Keeping the bathroom clean will help to remove harmful toxins produced by mold and mildew, which are most commonly found in wet areas. Mold can effect susceptible children by causing skin and throat irritations, and it is advisable to keep your home mould free.
Using dangerous chemicals in your house is often the only way we think we can get things clean. But there are many non-toxic alternatives to popular chemicals used every day.
DIY concoctions such as using lemon and salt, or hydrogen peroxide and baking soda, are excellent ways to get your bathroom sparkling again without harming yourself, your children or the environment. Combining equal amounts of white vinegar with an all-natural hand washing detergent can have as brilliant an effect as a no-scrub bathroom cleaner. And using baby safe dish soap is a great way to keep bath toys clean!
Using natural household ingredients to clean means you’ll no longer have those unsafe bottles of poison lurking in your bathroom cabinets.
A Baby Proof Bathroom? Check!
Hopefully these tips will help you baby proof your bathroom.

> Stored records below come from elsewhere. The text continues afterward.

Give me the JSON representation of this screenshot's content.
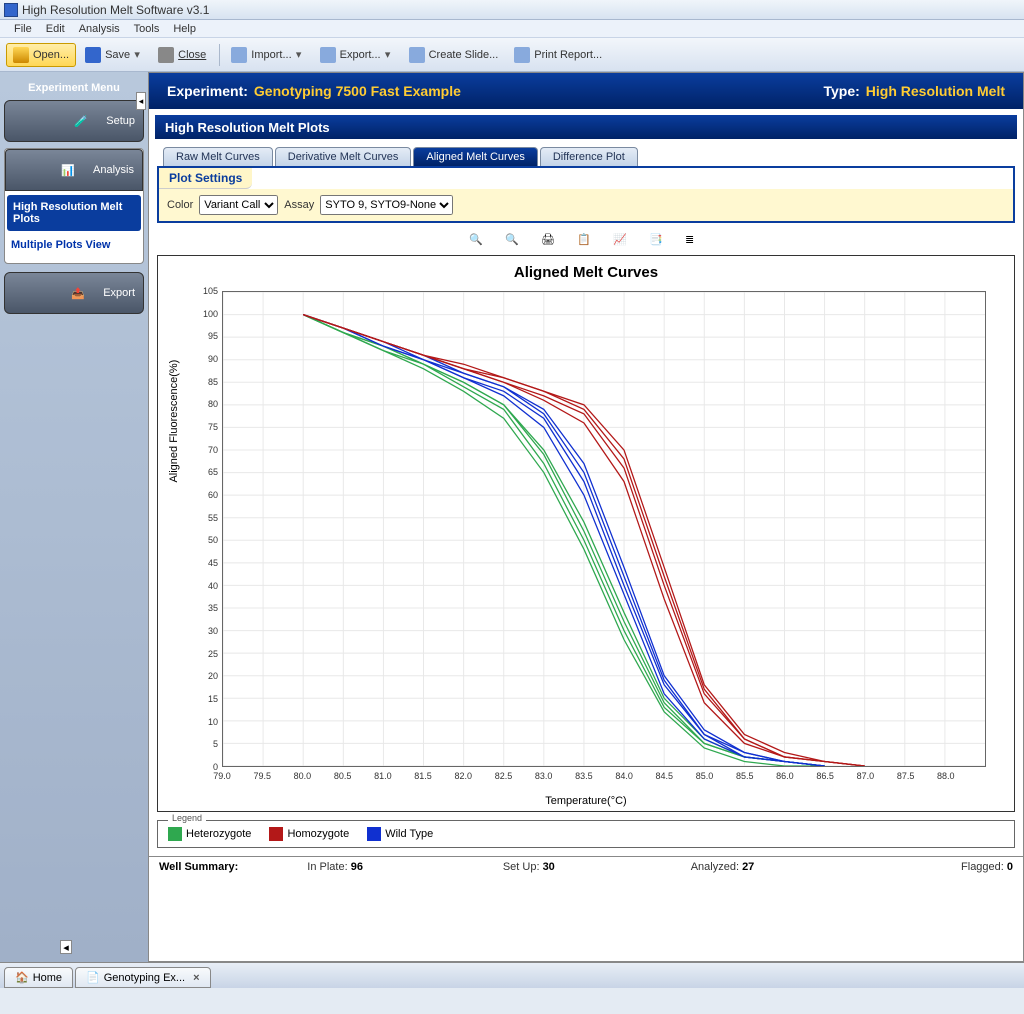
{
  "app": {
    "title": "High Resolution Melt Software v3.1"
  },
  "menus": [
    "File",
    "Edit",
    "Analysis",
    "Tools",
    "Help"
  ],
  "toolbar": {
    "open": "Open...",
    "save": "Save",
    "close": "Close",
    "import": "Import...",
    "export": "Export...",
    "slide": "Create Slide...",
    "print": "Print Report..."
  },
  "sidebar": {
    "header": "Experiment Menu",
    "setup": "Setup",
    "analysis": "Analysis",
    "hrm_plots": "High Resolution Melt Plots",
    "multiple_plots": "Multiple Plots View",
    "export": "Export"
  },
  "experiment": {
    "label": "Experiment:",
    "name": "Genotyping 7500 Fast Example",
    "type_label": "Type:",
    "type_value": "High Resolution Melt"
  },
  "section_title": "High Resolution Melt Plots",
  "tabs": [
    "Raw Melt Curves",
    "Derivative Melt Curves",
    "Aligned Melt Curves",
    "Difference Plot"
  ],
  "active_tab": 2,
  "plot_settings_label": "Plot Settings",
  "filters": {
    "color_label": "Color",
    "color_value": "Variant Call",
    "assay_label": "Assay",
    "assay_value": "SYTO 9, SYTO9-None"
  },
  "chart_title": "Aligned Melt Curves",
  "legend_title": "Legend",
  "legend": [
    {
      "name": "Heterozygote",
      "color": "#2fa84f"
    },
    {
      "name": "Homozygote",
      "color": "#b31818"
    },
    {
      "name": "Wild Type",
      "color": "#1030d0"
    }
  ],
  "summary": {
    "label": "Well Summary:",
    "in_plate_lbl": "In Plate:",
    "in_plate_val": "96",
    "setup_lbl": "Set Up:",
    "setup_val": "30",
    "analyzed_lbl": "Analyzed:",
    "analyzed_val": "27",
    "flagged_lbl": "Flagged:",
    "flagged_val": "0"
  },
  "bottom_tabs": {
    "home": "Home",
    "doc": "Genotyping Ex..."
  },
  "chart_data": {
    "type": "line",
    "title": "Aligned Melt Curves",
    "xlabel": "Temperature(°C)",
    "ylabel": "Aligned Fluorescence(%)",
    "xlim": [
      79.0,
      88.5
    ],
    "ylim": [
      0,
      105
    ],
    "xticks": [
      79.0,
      79.5,
      80.0,
      80.5,
      81.0,
      81.5,
      82.0,
      82.5,
      83.0,
      83.5,
      84.0,
      84.5,
      85.0,
      85.5,
      86.0,
      86.5,
      87.0,
      87.5,
      88.0
    ],
    "yticks": [
      0,
      5,
      10,
      15,
      20,
      25,
      30,
      35,
      40,
      45,
      50,
      55,
      60,
      65,
      70,
      75,
      80,
      85,
      90,
      95,
      100,
      105
    ],
    "series": [
      {
        "name": "Heterozygote",
        "color": "#2fa84f",
        "x": [
          80.0,
          80.5,
          81.0,
          81.5,
          82.0,
          82.5,
          83.0,
          83.5,
          84.0,
          84.5,
          85.0,
          85.5,
          86.0,
          86.5
        ],
        "y": [
          100,
          96,
          92,
          89,
          84,
          79,
          67,
          50,
          30,
          13,
          5,
          2,
          1,
          0
        ]
      },
      {
        "name": "Heterozygote",
        "color": "#2fa84f",
        "x": [
          80.0,
          80.5,
          81.0,
          81.5,
          82.0,
          82.5,
          83.0,
          83.5,
          84.0,
          84.5,
          85.0,
          85.5,
          86.0,
          86.5
        ],
        "y": [
          100,
          96,
          93,
          89,
          85,
          80,
          69,
          52,
          32,
          14,
          5,
          2,
          1,
          0
        ]
      },
      {
        "name": "Heterozygote",
        "color": "#2fa84f",
        "x": [
          80.0,
          80.5,
          81.0,
          81.5,
          82.0,
          82.5,
          83.0,
          83.5,
          84.0,
          84.5,
          85.0,
          85.5,
          86.0,
          86.5
        ],
        "y": [
          100,
          96,
          92,
          88,
          83,
          77,
          65,
          48,
          28,
          12,
          4,
          1,
          0,
          0
        ]
      },
      {
        "name": "Heterozygote",
        "color": "#2fa84f",
        "x": [
          80.0,
          80.5,
          81.0,
          81.5,
          82.0,
          82.5,
          83.0,
          83.5,
          84.0,
          84.5,
          85.0,
          85.5,
          86.0,
          86.5
        ],
        "y": [
          100,
          96,
          93,
          89,
          85,
          80,
          70,
          54,
          34,
          15,
          6,
          2,
          1,
          0
        ]
      },
      {
        "name": "Wild Type",
        "color": "#1030d0",
        "x": [
          80.0,
          80.5,
          81.0,
          81.5,
          82.0,
          82.5,
          83.0,
          83.5,
          84.0,
          84.5,
          85.0,
          85.5,
          86.0,
          86.5
        ],
        "y": [
          100,
          97,
          93,
          90,
          86,
          83,
          77,
          63,
          40,
          18,
          7,
          2,
          1,
          0
        ]
      },
      {
        "name": "Wild Type",
        "color": "#1030d0",
        "x": [
          80.0,
          80.5,
          81.0,
          81.5,
          82.0,
          82.5,
          83.0,
          83.5,
          84.0,
          84.5,
          85.0,
          85.5,
          86.0,
          86.5
        ],
        "y": [
          100,
          97,
          94,
          90,
          87,
          84,
          78,
          65,
          42,
          19,
          7,
          3,
          1,
          0
        ]
      },
      {
        "name": "Wild Type",
        "color": "#1030d0",
        "x": [
          80.0,
          80.5,
          81.0,
          81.5,
          82.0,
          82.5,
          83.0,
          83.5,
          84.0,
          84.5,
          85.0,
          85.5,
          86.0,
          86.5
        ],
        "y": [
          100,
          97,
          93,
          90,
          86,
          82,
          75,
          60,
          38,
          16,
          6,
          2,
          1,
          0
        ]
      },
      {
        "name": "Wild Type",
        "color": "#1030d0",
        "x": [
          80.0,
          80.5,
          81.0,
          81.5,
          82.0,
          82.5,
          83.0,
          83.5,
          84.0,
          84.5,
          85.0,
          85.5,
          86.0,
          86.5
        ],
        "y": [
          100,
          97,
          94,
          91,
          87,
          84,
          79,
          67,
          44,
          20,
          8,
          3,
          1,
          0
        ]
      },
      {
        "name": "Homozygote",
        "color": "#b31818",
        "x": [
          80.0,
          80.5,
          81.0,
          81.5,
          82.0,
          82.5,
          83.0,
          83.5,
          84.0,
          84.5,
          85.0,
          85.5,
          86.0,
          86.5,
          87.0
        ],
        "y": [
          100,
          97,
          94,
          91,
          88,
          85,
          82,
          78,
          66,
          40,
          16,
          6,
          2,
          1,
          0
        ]
      },
      {
        "name": "Homozygote",
        "color": "#b31818",
        "x": [
          80.0,
          80.5,
          81.0,
          81.5,
          82.0,
          82.5,
          83.0,
          83.5,
          84.0,
          84.5,
          85.0,
          85.5,
          86.0,
          86.5,
          87.0
        ],
        "y": [
          100,
          97,
          94,
          91,
          88,
          86,
          83,
          79,
          68,
          42,
          17,
          6,
          2,
          1,
          0
        ]
      },
      {
        "name": "Homozygote",
        "color": "#b31818",
        "x": [
          80.0,
          80.5,
          81.0,
          81.5,
          82.0,
          82.5,
          83.0,
          83.5,
          84.0,
          84.5,
          85.0,
          85.5,
          86.0,
          86.5,
          87.0
        ],
        "y": [
          100,
          97,
          94,
          91,
          88,
          85,
          81,
          76,
          63,
          37,
          14,
          5,
          2,
          1,
          0
        ]
      },
      {
        "name": "Homozygote",
        "color": "#b31818",
        "x": [
          80.0,
          80.5,
          81.0,
          81.5,
          82.0,
          82.5,
          83.0,
          83.5,
          84.0,
          84.5,
          85.0,
          85.5,
          86.0,
          86.5,
          87.0
        ],
        "y": [
          100,
          97,
          94,
          91,
          89,
          86,
          83,
          80,
          70,
          44,
          18,
          7,
          3,
          1,
          0
        ]
      }
    ]
  }
}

By implementing these simples ideas, you’ll be well on your way to creating a safer home for your youngest family members.